For a one-off gag, or at least a one-story device, as Steven Moffat originally intended the War Doctor to be for the fiftieth anniversary show, this incarnation of everyone’s favourite Time Lord has a surprising amount of depth and character. In part, of course, that is thanks to the fact that he is played by a superlative actor who lives and breathes characterisation; but it is also due to the care with which Big Finish amongst others have taken the skeleton provided by Moffat and added flesh to the bones. Despite being a soldier embroiled in war, the nameless one as interpreted by BF spends most of his time eschewing violence and yearning for a time when everyone gets on with one another regardless of race, creed or the ability to get up stairs without an ominously humming base unit. But this is no criticism: Hurt’s Doctor has every right to the name he refuses, since, just like all the others, he is a flawed guardian of morality and justice.

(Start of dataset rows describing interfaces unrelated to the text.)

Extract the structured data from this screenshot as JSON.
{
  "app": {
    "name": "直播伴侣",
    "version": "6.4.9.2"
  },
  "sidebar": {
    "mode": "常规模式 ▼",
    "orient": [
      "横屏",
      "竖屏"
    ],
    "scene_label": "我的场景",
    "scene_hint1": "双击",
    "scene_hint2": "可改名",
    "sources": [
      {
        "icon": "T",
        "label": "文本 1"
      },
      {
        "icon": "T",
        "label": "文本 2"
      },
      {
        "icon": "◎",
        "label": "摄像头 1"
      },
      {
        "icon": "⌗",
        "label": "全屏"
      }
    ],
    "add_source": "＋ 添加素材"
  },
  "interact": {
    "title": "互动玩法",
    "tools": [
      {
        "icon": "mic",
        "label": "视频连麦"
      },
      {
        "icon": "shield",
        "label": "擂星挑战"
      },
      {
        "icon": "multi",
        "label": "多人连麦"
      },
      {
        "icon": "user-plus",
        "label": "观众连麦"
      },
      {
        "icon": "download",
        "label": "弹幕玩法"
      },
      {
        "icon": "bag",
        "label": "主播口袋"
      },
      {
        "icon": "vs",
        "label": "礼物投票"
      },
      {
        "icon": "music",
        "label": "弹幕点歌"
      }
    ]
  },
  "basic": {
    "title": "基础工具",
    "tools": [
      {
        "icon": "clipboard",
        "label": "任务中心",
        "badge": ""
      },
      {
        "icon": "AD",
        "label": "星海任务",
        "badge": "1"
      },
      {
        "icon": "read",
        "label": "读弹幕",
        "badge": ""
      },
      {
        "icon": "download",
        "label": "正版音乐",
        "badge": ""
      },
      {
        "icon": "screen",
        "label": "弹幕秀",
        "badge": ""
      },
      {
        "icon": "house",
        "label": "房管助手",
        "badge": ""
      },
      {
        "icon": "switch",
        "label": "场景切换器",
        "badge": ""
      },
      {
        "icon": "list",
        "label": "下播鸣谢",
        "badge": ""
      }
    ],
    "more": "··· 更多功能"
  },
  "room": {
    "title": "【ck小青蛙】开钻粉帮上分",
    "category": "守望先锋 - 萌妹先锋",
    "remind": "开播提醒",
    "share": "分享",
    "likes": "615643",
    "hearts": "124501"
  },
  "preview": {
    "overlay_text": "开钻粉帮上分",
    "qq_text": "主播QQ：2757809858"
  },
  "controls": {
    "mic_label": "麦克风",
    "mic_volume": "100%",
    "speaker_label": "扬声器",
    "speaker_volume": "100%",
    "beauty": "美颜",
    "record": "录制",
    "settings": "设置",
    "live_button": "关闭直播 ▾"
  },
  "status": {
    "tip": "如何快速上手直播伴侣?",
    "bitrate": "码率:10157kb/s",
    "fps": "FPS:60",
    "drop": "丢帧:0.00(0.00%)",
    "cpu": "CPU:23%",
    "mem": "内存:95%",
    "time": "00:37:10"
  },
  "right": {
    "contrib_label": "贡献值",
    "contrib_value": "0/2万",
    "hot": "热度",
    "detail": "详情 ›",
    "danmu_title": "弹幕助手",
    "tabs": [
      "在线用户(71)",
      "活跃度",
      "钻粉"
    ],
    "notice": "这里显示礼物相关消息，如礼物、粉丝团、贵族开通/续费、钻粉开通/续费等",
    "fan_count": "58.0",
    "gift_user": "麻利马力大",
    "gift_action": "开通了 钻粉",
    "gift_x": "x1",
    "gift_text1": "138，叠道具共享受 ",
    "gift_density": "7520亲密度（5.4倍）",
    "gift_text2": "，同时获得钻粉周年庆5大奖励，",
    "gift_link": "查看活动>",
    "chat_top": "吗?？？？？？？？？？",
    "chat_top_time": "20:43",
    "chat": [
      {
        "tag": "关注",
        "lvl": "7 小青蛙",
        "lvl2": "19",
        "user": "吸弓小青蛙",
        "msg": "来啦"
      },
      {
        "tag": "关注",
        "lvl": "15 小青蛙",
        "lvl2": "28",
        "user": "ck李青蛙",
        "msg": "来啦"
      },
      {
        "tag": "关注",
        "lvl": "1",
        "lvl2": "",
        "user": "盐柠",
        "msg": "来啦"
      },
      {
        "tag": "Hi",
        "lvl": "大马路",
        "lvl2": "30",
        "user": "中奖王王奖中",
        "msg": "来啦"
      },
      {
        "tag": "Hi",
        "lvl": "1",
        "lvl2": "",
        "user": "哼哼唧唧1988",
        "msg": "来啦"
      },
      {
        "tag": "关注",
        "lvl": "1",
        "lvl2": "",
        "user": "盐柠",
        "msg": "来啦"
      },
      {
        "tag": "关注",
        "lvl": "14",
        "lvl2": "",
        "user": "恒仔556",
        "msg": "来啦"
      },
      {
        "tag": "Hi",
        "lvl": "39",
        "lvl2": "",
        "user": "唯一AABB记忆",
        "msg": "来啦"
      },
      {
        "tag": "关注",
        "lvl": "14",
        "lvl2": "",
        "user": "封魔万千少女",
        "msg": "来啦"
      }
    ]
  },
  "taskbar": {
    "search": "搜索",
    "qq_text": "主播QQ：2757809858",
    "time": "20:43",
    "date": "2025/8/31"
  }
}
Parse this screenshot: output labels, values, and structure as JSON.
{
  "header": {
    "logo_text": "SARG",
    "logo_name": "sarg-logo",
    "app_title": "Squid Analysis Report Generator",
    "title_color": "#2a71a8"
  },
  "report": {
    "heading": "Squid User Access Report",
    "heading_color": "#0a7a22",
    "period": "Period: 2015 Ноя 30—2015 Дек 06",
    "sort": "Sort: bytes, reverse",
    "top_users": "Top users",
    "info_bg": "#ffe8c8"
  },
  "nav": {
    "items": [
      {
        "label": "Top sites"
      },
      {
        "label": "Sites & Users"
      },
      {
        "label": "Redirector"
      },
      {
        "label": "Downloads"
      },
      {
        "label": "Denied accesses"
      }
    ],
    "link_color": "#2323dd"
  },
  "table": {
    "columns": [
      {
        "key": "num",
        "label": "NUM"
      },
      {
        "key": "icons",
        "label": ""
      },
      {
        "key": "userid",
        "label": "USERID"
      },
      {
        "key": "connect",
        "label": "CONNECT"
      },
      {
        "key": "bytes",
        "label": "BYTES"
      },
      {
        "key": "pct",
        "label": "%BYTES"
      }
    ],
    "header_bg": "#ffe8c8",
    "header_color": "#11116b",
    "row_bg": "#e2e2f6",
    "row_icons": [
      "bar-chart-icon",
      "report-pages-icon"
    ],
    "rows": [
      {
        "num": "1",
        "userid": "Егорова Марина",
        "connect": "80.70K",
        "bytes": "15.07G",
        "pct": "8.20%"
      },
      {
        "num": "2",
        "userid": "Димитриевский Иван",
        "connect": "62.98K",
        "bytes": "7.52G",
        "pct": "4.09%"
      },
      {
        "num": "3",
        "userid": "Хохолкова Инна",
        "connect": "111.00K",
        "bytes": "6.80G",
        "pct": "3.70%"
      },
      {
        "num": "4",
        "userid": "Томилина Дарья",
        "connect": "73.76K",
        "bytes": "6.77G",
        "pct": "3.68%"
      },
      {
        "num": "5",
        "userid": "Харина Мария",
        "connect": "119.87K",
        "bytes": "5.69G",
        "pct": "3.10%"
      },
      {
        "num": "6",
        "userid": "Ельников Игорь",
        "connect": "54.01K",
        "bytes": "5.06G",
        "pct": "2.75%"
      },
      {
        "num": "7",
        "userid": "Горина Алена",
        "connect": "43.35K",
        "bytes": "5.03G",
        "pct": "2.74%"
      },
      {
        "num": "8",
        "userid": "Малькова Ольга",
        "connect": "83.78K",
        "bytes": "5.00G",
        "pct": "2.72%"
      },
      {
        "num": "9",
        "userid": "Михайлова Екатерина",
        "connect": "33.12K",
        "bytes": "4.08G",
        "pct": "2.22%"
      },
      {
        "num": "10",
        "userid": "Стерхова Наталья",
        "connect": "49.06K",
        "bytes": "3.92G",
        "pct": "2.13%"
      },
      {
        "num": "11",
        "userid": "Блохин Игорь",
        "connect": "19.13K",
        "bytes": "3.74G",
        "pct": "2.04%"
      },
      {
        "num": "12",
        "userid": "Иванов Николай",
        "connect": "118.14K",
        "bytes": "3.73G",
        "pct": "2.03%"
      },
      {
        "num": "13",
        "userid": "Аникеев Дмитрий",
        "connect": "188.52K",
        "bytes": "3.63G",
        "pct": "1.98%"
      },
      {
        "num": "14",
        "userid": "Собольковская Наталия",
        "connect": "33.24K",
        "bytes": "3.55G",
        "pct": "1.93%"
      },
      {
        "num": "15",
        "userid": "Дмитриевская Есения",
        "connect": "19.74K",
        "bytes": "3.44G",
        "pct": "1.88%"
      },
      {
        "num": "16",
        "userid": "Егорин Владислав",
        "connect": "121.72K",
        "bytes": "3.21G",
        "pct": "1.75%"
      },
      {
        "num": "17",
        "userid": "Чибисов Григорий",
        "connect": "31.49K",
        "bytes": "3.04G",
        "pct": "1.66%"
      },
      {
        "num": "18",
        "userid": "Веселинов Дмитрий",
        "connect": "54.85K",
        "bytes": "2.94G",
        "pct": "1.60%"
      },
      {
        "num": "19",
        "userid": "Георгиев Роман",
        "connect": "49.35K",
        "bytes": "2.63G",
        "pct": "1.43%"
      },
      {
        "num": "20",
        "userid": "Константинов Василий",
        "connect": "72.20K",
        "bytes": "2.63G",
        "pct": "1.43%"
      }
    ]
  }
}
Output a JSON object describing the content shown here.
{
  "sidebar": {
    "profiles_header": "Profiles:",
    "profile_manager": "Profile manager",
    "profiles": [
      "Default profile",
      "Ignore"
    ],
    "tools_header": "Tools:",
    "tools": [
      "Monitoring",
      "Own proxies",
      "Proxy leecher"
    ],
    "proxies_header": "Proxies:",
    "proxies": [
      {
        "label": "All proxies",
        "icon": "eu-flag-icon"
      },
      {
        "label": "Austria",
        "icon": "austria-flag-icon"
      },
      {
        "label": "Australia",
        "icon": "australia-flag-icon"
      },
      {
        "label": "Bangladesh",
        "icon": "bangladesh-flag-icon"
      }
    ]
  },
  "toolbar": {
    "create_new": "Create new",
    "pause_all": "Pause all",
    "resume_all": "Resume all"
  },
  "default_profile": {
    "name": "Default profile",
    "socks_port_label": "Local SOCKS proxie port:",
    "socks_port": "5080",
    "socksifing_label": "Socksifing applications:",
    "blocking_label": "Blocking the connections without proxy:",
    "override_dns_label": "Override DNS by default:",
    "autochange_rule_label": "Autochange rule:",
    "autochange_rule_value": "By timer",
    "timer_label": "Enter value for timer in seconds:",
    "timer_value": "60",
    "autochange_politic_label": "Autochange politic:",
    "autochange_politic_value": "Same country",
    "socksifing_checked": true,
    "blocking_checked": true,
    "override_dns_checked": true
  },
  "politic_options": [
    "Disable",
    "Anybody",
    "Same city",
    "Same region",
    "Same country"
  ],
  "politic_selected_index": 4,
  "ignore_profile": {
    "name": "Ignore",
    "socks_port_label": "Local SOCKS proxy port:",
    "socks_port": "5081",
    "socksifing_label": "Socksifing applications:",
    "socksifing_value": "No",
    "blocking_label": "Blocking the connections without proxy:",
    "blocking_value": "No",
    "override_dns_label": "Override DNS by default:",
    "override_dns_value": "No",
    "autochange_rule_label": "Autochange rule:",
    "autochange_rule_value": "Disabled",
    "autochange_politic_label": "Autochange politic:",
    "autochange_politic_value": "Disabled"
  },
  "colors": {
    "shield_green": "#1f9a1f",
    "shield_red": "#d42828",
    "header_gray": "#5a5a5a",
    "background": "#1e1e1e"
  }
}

And the overriding narrative is strengthened further through a range of other characters of depth: Pearce’s wonderfully Machiavellian Ollistra, of course; Dalek agent Lara Zannis is played adeptly by Who royalty in the shape of Neve Macintosh; Honeysuckle Weeks’s Heleyna similarly plays a character whose true trajectory is well hidden until the appropriate moment; and Timothy Speyer’s Kruger, the Stasi officer who first captures and then aids War (as the kids have it) is a joy, with a journey that goes from traditional East-European intelligence officer stereotype through proper companion material to at last a sympathetic hero with a back story that actually justifies the choices he’s made.
It all sounds, as ever, great – the sound design, as professional as ever from Big Finish, creates totally believable environments; and a cast of fewer than fifteen delivers what feels like all of Berlin and most of the rest of the universe to boot. The writing is tight, taught and efficient, making for satisfying and unputdownable (now a word) listening. Overall, this is a joy and well worth adding to any BF collection.
There are those who thought the retro-fitting of the War Doctor into Who canon was a mistake that should never have been attempted. I was one of them. Well, I was wrong in 2013 when Steven Moffat did it, and I’m even more wrong now.